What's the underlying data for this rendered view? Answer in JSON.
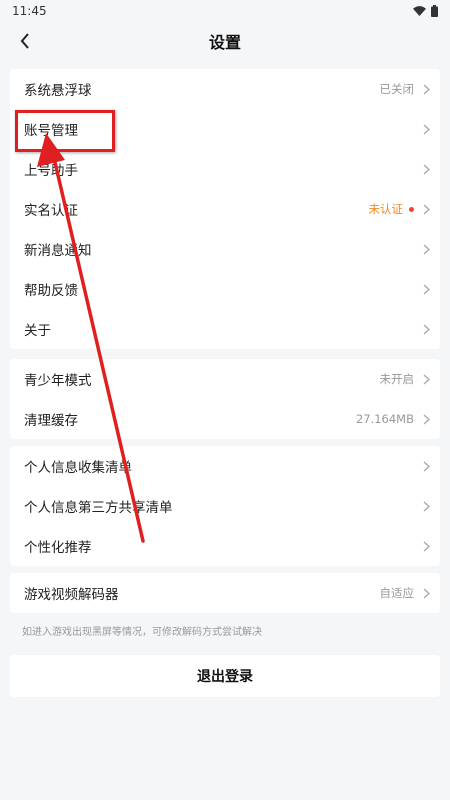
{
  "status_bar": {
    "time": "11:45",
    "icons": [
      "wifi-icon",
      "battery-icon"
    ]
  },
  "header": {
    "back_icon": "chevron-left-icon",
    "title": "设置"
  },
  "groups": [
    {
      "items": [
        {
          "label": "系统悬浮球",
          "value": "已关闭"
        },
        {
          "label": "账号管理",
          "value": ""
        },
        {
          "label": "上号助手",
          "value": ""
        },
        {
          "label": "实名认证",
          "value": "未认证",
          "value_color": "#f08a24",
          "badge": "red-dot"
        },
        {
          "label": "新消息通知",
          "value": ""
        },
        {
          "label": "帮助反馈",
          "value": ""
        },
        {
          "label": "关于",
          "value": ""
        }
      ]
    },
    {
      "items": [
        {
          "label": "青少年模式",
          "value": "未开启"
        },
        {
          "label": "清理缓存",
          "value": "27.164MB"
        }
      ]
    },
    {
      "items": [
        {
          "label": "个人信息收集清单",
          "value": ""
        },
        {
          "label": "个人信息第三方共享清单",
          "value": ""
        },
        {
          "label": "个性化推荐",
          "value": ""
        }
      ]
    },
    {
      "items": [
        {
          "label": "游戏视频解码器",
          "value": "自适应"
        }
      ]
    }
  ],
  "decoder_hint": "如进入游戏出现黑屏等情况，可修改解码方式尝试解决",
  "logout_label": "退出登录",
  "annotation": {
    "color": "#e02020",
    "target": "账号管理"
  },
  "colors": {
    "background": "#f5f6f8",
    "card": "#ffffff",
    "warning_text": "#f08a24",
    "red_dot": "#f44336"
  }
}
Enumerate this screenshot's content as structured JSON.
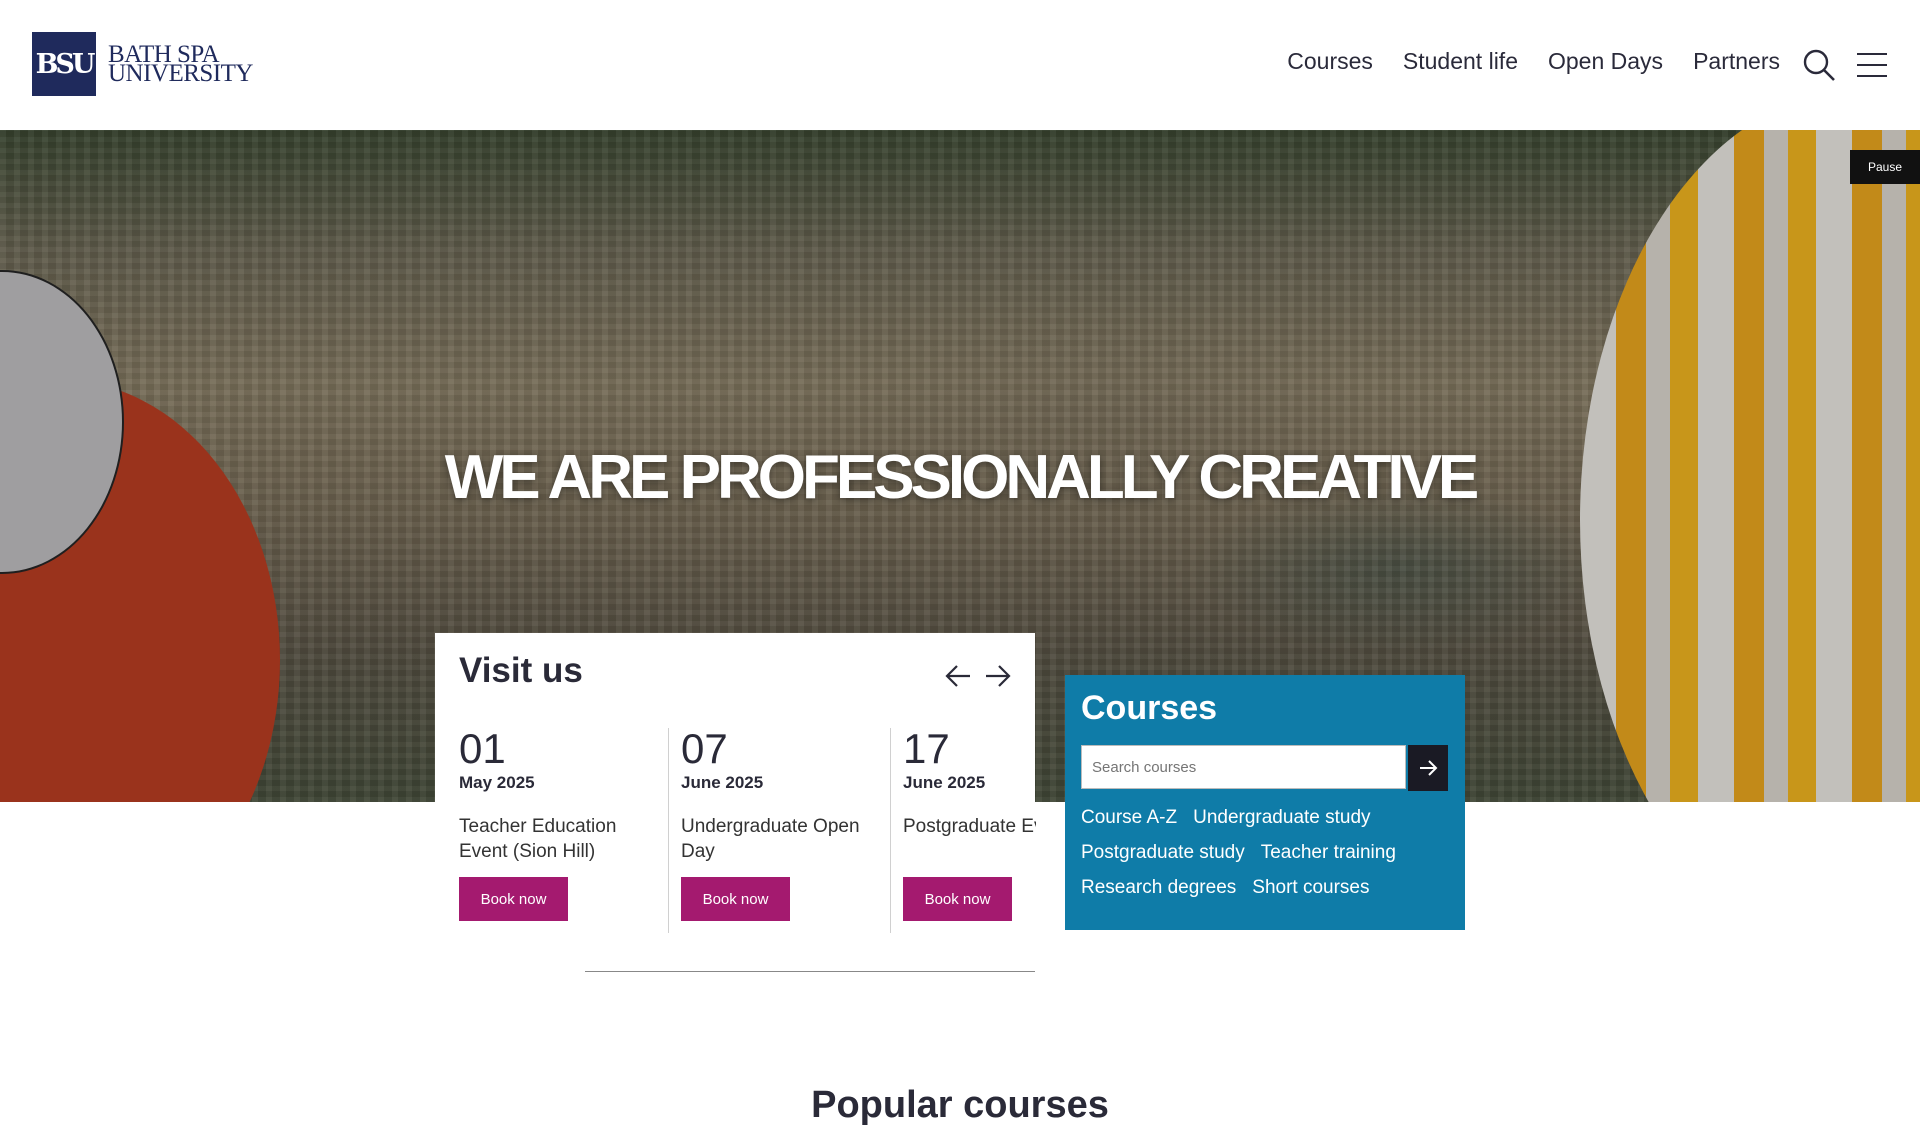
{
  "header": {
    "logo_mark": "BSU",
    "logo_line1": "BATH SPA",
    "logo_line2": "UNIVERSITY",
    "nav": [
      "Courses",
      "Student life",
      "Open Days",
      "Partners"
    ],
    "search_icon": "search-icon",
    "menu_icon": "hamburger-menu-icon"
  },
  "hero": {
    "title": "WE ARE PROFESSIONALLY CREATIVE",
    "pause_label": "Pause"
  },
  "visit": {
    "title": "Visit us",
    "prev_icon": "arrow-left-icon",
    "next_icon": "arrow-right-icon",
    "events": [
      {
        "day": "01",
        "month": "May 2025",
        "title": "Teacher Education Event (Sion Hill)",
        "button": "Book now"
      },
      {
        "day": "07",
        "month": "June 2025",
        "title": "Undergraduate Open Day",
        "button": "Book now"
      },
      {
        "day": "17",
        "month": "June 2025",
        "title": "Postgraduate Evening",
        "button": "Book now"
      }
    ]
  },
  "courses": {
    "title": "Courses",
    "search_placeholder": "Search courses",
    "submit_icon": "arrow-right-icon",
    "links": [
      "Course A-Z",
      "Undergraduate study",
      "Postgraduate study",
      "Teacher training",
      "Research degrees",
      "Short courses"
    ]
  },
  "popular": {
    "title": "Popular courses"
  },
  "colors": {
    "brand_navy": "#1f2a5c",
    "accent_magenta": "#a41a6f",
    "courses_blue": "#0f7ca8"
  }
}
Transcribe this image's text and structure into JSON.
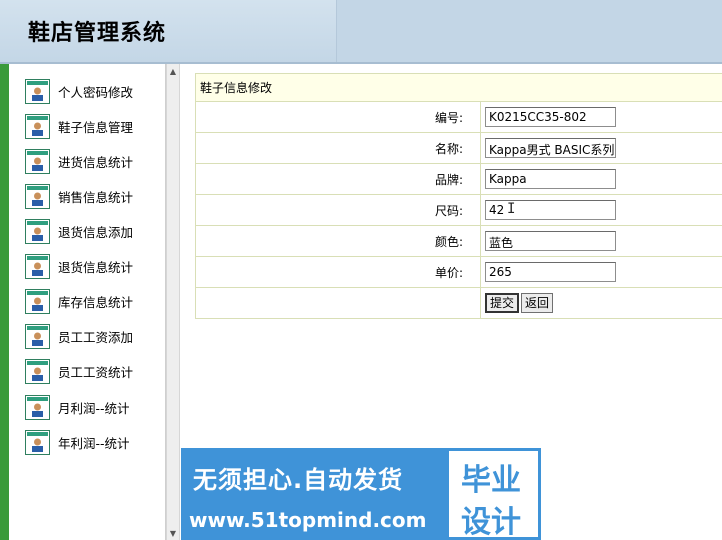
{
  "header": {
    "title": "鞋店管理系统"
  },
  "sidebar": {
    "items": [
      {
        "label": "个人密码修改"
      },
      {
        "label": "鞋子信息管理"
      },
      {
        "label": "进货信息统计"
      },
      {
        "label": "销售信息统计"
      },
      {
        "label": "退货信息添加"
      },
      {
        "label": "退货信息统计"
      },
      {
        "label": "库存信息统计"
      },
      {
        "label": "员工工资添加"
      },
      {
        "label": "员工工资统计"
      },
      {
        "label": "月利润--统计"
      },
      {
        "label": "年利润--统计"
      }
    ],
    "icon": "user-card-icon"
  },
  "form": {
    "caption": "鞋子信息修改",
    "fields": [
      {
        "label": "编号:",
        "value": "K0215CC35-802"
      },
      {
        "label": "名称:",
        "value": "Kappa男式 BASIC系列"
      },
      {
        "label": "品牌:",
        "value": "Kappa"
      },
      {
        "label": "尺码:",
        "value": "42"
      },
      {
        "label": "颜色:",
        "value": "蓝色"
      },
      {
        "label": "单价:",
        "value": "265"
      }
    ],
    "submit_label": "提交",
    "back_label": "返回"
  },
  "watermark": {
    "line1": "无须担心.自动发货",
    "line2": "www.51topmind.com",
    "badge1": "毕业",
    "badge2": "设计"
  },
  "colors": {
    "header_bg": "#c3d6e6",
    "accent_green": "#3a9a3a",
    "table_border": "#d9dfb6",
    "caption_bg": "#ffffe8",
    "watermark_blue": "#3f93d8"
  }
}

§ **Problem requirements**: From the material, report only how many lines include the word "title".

§ **Solution to this exercise**: 9